I got no bumps or takes on the way over, and things were real quiet over there. I tested the waters with a Drake, and then the caddis, but things stayed real quiet. There were random rises, mostly little fish, and a couple of times they rose near my dry and ignored it.
So, I backslid all the way. I tied on a nymph and hung it about 18 inches below an indicator. Ah, what a relaxing way to fish. I almost fell asleep listening to the sounds of the peaceful lake.
It took awhile, but I finally had a good take and the first fish of the evening.
With the coming of dusk the fish started working more systematically. I thought about tying on a Drake, but once you've backslid it's hard to turn around again. Then again, there were midges everywhere, and the risers were twenty or thirty yards off the bank and obviously taking them. So I stayed with the nymph and indicator.
The indicator moved, moved again, and then slowly slid under the water. A delicate take by a very nice fish. He gave me one of the more enjoyable fights of the young season. I was a little concerned because I ran out of 5X so I had him on 6X. But I didn't rush him, and got him in the net.
Nice heavy fish. He deserves three pics.
The fish would go on flurries of activity, then slow down, then start up again. I missed a couple of takes, and then caught another one.

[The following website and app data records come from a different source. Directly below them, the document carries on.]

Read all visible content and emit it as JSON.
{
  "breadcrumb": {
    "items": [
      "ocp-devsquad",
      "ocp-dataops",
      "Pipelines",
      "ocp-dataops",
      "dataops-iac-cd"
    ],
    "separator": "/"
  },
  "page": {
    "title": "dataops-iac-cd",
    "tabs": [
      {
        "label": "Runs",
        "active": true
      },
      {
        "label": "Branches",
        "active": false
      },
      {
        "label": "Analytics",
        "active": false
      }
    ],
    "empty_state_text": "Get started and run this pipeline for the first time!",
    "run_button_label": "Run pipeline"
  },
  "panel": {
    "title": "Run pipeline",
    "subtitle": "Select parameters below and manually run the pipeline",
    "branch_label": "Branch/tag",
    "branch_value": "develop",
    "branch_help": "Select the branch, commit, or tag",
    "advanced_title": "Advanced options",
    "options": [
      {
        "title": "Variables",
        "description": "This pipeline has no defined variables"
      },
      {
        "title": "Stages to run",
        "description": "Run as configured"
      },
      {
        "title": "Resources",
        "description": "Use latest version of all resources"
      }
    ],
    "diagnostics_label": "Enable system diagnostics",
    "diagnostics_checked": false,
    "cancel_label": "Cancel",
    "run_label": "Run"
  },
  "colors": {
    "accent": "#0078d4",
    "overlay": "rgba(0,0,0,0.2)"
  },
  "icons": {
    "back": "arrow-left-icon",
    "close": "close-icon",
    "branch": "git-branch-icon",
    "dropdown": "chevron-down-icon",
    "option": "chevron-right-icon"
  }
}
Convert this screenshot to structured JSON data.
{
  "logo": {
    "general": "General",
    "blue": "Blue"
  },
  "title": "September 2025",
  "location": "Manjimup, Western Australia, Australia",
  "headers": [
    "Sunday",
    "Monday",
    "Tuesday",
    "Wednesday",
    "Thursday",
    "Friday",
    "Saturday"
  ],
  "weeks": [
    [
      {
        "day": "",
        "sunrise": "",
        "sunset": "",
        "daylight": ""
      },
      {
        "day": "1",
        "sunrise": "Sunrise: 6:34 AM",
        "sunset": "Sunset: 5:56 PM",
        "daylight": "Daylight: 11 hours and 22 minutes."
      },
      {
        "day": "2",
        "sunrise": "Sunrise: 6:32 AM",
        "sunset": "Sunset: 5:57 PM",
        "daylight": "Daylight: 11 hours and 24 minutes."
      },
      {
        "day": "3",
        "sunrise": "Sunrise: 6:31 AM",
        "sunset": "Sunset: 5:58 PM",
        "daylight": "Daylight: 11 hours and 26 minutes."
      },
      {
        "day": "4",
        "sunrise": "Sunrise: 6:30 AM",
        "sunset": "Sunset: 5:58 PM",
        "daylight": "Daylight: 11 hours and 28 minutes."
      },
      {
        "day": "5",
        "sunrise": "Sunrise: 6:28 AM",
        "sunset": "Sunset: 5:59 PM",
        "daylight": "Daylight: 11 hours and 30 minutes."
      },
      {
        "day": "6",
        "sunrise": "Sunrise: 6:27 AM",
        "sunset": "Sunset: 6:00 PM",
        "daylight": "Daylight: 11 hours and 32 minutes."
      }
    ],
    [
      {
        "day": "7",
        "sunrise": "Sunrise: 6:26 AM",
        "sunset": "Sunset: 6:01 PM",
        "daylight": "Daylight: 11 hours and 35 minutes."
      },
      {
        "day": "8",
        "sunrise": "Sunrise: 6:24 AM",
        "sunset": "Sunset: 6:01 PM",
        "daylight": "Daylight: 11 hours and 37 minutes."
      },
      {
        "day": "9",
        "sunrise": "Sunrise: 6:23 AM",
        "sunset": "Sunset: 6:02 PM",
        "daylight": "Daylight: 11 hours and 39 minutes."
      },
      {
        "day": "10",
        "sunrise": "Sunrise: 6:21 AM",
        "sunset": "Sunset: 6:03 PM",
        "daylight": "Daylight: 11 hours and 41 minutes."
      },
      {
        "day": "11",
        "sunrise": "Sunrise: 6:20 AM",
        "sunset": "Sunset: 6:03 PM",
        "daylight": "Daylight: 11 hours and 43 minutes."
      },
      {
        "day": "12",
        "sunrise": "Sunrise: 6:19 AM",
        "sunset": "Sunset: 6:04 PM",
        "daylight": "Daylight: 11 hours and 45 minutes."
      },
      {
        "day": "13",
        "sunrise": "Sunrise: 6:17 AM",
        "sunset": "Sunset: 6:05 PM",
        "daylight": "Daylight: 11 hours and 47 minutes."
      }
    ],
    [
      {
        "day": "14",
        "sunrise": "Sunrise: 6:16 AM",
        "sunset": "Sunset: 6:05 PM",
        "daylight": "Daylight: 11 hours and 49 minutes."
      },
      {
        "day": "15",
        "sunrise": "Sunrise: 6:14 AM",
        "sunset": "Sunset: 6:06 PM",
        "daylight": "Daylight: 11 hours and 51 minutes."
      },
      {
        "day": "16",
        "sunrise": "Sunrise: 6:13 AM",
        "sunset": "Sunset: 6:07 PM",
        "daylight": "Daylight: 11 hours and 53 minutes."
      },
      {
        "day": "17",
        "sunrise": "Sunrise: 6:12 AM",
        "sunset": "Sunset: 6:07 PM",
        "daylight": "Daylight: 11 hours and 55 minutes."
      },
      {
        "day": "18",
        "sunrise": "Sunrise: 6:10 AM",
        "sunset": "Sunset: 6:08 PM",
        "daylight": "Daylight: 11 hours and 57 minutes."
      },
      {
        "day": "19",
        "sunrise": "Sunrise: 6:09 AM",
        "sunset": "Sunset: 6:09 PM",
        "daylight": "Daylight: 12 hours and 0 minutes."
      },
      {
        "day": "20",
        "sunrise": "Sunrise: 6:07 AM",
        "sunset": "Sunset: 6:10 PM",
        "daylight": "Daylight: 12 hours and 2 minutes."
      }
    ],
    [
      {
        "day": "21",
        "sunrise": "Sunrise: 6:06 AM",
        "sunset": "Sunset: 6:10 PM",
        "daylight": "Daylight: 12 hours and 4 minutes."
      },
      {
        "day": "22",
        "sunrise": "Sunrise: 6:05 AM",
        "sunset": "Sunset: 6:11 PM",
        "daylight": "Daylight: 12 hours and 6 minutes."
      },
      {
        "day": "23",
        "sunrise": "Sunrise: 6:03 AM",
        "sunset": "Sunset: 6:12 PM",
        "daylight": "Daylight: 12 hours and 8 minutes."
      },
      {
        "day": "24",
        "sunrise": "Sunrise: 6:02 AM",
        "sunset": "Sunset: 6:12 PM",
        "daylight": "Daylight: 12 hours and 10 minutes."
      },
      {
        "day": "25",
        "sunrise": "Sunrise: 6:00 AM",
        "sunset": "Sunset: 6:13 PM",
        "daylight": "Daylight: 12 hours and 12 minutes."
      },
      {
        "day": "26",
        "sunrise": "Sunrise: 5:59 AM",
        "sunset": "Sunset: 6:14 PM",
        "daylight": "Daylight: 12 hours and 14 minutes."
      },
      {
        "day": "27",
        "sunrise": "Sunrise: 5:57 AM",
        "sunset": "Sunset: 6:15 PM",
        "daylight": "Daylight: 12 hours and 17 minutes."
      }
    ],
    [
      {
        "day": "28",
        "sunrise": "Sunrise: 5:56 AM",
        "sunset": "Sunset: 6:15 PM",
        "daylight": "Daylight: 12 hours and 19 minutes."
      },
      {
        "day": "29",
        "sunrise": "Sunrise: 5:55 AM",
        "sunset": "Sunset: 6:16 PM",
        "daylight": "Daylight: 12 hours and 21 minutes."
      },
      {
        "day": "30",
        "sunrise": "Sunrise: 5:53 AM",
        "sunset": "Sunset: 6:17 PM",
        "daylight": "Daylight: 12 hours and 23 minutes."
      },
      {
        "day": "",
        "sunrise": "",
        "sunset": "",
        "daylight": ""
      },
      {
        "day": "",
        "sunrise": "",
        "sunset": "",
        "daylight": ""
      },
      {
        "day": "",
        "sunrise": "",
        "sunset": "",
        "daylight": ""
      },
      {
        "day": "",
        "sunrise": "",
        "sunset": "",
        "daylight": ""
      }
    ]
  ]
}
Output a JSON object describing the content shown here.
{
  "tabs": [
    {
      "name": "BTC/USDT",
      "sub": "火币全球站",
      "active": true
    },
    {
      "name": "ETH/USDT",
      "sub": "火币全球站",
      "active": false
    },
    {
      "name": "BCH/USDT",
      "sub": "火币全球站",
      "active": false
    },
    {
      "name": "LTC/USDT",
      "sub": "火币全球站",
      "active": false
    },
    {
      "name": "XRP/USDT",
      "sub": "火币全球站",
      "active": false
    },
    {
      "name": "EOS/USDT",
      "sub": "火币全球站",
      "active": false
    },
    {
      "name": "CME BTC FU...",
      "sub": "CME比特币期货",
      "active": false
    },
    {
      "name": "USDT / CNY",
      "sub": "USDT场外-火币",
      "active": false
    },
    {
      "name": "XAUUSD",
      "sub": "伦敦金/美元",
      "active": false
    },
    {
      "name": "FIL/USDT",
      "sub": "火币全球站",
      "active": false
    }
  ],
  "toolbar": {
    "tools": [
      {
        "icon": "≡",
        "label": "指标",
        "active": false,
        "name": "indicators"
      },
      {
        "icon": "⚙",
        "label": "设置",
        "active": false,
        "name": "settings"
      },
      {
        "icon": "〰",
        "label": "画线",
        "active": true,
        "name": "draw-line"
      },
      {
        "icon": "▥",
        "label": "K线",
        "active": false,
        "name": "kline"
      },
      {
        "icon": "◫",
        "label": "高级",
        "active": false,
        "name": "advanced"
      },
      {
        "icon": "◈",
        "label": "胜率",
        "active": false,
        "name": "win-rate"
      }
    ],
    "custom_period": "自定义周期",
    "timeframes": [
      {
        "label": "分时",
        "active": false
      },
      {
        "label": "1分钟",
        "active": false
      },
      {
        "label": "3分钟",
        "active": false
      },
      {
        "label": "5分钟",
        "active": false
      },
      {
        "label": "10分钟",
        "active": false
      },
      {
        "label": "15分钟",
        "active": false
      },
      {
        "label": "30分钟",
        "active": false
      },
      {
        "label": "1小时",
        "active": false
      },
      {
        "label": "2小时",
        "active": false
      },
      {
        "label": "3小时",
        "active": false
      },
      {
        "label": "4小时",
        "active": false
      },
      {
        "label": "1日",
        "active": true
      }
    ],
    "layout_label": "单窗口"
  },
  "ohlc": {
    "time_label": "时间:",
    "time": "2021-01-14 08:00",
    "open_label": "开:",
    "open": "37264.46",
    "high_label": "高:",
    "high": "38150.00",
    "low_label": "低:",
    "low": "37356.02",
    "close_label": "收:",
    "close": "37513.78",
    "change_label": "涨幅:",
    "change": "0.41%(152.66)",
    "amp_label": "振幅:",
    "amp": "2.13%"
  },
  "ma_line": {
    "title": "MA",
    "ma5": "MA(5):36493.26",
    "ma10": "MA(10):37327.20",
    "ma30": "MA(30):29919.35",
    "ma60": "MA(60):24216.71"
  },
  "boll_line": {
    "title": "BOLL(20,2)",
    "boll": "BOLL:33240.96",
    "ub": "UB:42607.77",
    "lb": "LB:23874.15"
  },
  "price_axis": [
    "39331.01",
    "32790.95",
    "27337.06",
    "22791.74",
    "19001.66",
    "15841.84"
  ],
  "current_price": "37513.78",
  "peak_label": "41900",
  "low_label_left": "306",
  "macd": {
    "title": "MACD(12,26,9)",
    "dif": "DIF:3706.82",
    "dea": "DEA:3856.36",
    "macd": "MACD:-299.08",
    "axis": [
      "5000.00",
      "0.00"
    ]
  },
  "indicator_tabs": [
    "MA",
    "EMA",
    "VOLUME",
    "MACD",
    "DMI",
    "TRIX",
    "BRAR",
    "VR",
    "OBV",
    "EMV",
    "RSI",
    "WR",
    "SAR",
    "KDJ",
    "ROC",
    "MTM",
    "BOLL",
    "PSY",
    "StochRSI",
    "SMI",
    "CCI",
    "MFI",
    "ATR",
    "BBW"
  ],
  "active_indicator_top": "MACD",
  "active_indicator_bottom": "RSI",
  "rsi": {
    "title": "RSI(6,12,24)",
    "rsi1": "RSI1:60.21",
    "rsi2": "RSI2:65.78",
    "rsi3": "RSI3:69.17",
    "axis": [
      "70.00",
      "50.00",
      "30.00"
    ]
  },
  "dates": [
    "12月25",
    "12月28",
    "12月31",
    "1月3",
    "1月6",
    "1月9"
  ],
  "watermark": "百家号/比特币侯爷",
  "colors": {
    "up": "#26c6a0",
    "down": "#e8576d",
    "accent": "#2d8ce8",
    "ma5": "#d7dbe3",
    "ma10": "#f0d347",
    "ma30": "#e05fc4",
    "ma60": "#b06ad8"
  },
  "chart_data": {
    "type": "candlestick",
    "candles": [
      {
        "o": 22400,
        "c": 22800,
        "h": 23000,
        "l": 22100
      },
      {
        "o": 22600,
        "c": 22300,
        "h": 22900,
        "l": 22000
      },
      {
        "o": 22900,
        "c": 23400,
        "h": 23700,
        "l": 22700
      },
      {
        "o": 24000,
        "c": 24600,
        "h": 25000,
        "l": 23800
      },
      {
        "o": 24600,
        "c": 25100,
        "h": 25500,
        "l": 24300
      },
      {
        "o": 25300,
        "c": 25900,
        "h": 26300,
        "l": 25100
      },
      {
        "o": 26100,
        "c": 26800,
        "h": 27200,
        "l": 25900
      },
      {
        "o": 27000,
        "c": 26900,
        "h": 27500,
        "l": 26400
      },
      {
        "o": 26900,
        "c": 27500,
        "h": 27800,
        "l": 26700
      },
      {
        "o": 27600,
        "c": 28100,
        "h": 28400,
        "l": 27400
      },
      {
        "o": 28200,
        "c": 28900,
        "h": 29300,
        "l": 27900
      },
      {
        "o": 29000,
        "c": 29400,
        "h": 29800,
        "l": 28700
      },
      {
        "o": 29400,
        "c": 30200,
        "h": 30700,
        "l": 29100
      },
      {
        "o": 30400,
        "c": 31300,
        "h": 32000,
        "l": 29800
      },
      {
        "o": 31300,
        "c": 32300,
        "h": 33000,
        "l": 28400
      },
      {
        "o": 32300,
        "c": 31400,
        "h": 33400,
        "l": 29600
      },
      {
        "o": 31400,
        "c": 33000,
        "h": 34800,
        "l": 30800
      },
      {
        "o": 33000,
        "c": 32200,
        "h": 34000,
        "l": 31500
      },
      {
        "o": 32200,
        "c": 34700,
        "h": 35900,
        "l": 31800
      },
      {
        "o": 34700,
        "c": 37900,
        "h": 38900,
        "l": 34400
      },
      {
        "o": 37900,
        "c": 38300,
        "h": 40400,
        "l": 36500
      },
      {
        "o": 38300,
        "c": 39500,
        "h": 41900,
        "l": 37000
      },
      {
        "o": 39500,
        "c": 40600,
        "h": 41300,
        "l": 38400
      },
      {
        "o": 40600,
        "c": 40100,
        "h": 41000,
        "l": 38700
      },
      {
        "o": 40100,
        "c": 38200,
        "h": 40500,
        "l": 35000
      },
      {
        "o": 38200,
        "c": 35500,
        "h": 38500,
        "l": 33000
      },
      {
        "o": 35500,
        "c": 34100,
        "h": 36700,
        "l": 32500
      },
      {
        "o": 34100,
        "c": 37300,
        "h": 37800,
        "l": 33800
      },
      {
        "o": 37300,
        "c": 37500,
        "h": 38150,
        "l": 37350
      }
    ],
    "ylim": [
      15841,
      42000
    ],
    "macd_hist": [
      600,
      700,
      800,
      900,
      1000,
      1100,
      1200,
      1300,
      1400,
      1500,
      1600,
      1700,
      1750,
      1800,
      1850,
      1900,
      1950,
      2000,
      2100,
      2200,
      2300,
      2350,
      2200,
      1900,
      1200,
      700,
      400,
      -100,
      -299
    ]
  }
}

A breeze kicked up, and I decided to troll back to the van. I tied on the famous Girdle Bug thinking I might be able to dredge up something big. That didn't happen, but it was an enjoyable paddle through the bat filled evening. I know the bats are looking for those Drakes, too.